‘My Mother’s Medicine Cabinet’ overcomes the risk or temptation of nostalgia through its control and economy. There is something of a restrained, accurate still-life in its atmosphere. It has resonance. The jars and bottles in the cabinet trigger memories of a childhood past as well as the self-reliant character (probably a parent?) who supervised the medicines.
‘For a Dead Princess’ is a more discursive memorial piece, its congenial voice tolerating the disastrous conduct of the mother’s funeral (the awful insensitive organist and then the loss of the urn!) with a kind of long-suffering scepticism. The speaker is unfazed, as a full portrait of mother (and family circumstances) emerges.
‘Mnemonics’ is precisely conceived, a closely-argued poem which reflects on the processes of infinite-seeming geological time on a gravestone (it seems). I liked the cool, succinct ending. The cadences worked for me when I read the poem aloud.
‘Into Winter’ is a free verse conversational narrative. It starts with an everyday local landscape of woods and concern for an independent old fellow who goes for country walks alone. Then it moves onto a strange level where, in the snow, the man’s transformed not so much into a ‘green’ as a ‘white man – but is safe. Is this consoling or discomforting? I’m left pondering.
I hope that the winning and commended poems will please and/or challenge – stimulate, anyhow – readers of The Interpreter’s House. May I conclude with a word of thanks to Merryn Williams for asking me to judge the competition? We readers of ‘little magazines’ owe a big debt of gratitude to tireless and dedicated editors like her.
March 7, 2010 No Comments
A Zoo full of Unicorns
This is somewhere else we’ve never been,
where what is not was once the entire case,
a place for the enraptured and their gaze,
antic, frantic, wonderful, serene.
In reality this is so much more
than creatures from a fabled latitude,
happened upon, like spirits in a wood
or lights that flicker on a tousled mere.
Stooping to browse on acorns or on corn
someone scattered then slipped out of sight,
their delicacy is a sort of strength,
like the brittle twist of sparkling horn,
perpetually moonlit, white on white.
Creation never went to such a length.
I’m never quite certain how these things happen. (Who was it said, ‘If I knew where poems came from – I’d go there’?) But if pressed, I’d say it is, of course, a poem about the power of the imagination, with the unicorn doing what it has always done best, i.e. standing-in for the rarefied, the mysterious, the otherworldly. As far as the zoo part goes, it struck me that if the imaginative force of a single poem could be symbolised by a single unicorn, then maybe a book of poems was rather like a zoo full of them, and that was a sufficiently strange and delightful image to spark a poem. Anyway, that’s my take on things, and, for the time being at least, I’m sticking to it.

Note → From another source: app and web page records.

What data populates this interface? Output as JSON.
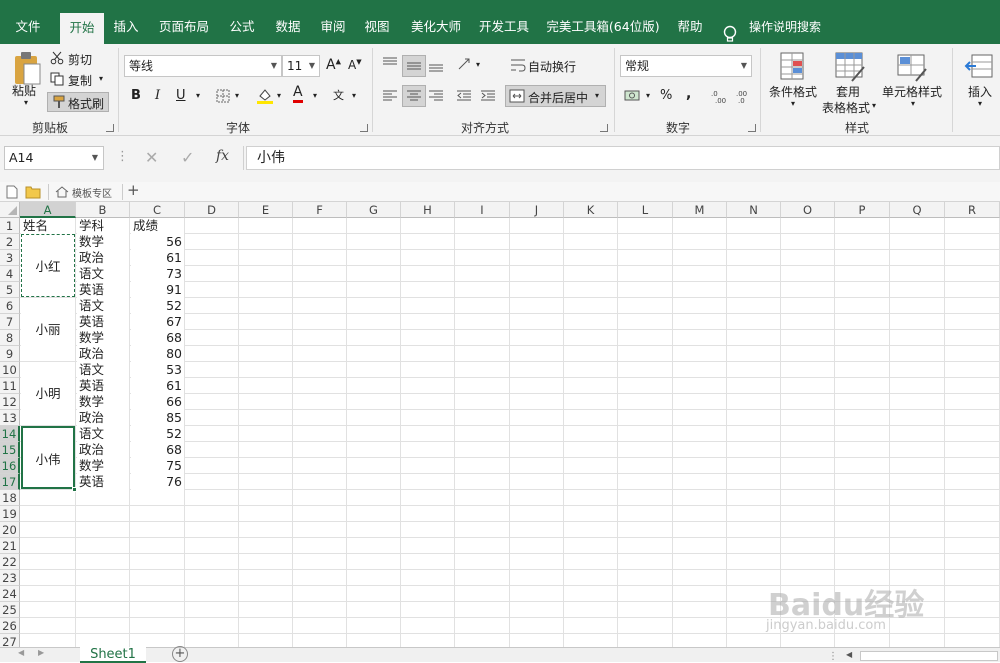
{
  "menu_tabs": [
    "文件",
    "开始",
    "插入",
    "页面布局",
    "公式",
    "数据",
    "审阅",
    "视图",
    "美化大师",
    "开发工具",
    "完美工具箱(64位版)",
    "帮助"
  ],
  "search_label": "操作说明搜索",
  "clipboard": {
    "paste": "粘贴",
    "cut": "剪切",
    "copy": "复制",
    "format_painter": "格式刷",
    "label": "剪贴板"
  },
  "font": {
    "name": "等线",
    "size": "11",
    "grow": "A",
    "shrink": "A",
    "bold": "B",
    "italic": "I",
    "underline": "U",
    "font_color_glyph": "A",
    "phonetic_glyph": "文",
    "label": "字体"
  },
  "alignment": {
    "wrap": "自动换行",
    "merge": "合并后居中",
    "label": "对齐方式"
  },
  "number": {
    "format": "常规",
    "percent": "%",
    "comma": ",",
    "label": "数字"
  },
  "styles": {
    "cond": "条件格式",
    "table1": "套用",
    "table2": "表格格式",
    "cell": "单元格样式",
    "label": "样式"
  },
  "insert": {
    "label": "插入"
  },
  "formula_bar": {
    "cell_ref": "A14",
    "fx": "fx",
    "content": "小伟"
  },
  "template_bar": {
    "label": "模板专区"
  },
  "columns": [
    "A",
    "B",
    "C",
    "D",
    "E",
    "F",
    "G",
    "H",
    "I",
    "J",
    "K",
    "L",
    "M",
    "N",
    "O",
    "P",
    "Q",
    "R"
  ],
  "rows": [
    "1",
    "2",
    "3",
    "4",
    "5",
    "6",
    "7",
    "8",
    "9",
    "10",
    "11",
    "12",
    "13",
    "14",
    "15",
    "16",
    "17",
    "18",
    "19",
    "20",
    "21",
    "22",
    "23",
    "24",
    "25",
    "26",
    "27"
  ],
  "header_row": [
    "姓名",
    "学科",
    "成绩"
  ],
  "names": [
    "小红",
    "小丽",
    "小明",
    "小伟"
  ],
  "subjects": [
    "数学",
    "政治",
    "语文",
    "英语",
    "语文",
    "英语",
    "数学",
    "政治",
    "语文",
    "英语",
    "数学",
    "政治",
    "语文",
    "政治",
    "数学",
    "英语"
  ],
  "scores": [
    "56",
    "61",
    "73",
    "91",
    "52",
    "67",
    "68",
    "80",
    "53",
    "61",
    "66",
    "85",
    "52",
    "68",
    "75",
    "76"
  ],
  "sheet": {
    "name": "Sheet1",
    "add": "+"
  },
  "watermark": {
    "brand": "Baidu经验",
    "url": "jingyan.baidu.com"
  },
  "colors": {
    "accent": "#217346",
    "ribbon": "#f3f3f3"
  }
}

March 7, 2010 1 Comment
Even the shore is frozen: ice, thick-laid
silences streams from dunes that fringe the beach
as puffed-up gulls perform a masquerade.
Nothing is as it was: a sudden screech
distils in Arctic air, sharp cry of cold.
Reality is distant, out of reach.
Except that stick: high stormy tides have rolled
and left one there for me. An inner fire
drives me to pick it up. It turns to gold.
The alchemy of foraging – desire
as ancient as those caves warms my right hand.
I’ll find another, better, thicker, dryer.
There’s always just one more, the finite sand
stretches for ever now. I’m not afraid
of nightfall on a quest I never planned.
Few of us need to gather sticks or logs to warm our houses nowadays when central heating does the job quickly and conveniently. However, in weather such as we have had this winter (and last) atavistic instincts can take over and the drive to collect fuel becomes obsessive. I found myself weighting down plastic bags on Newport estuary in Pembrokeshire until my arms ached and my hands froze: there was always one more perfect log just within reach to be carried home, slowly but triumphantly. Terza rima seemed the ideal form to suggest this chain-like activity.
March 7, 2010 1 Comment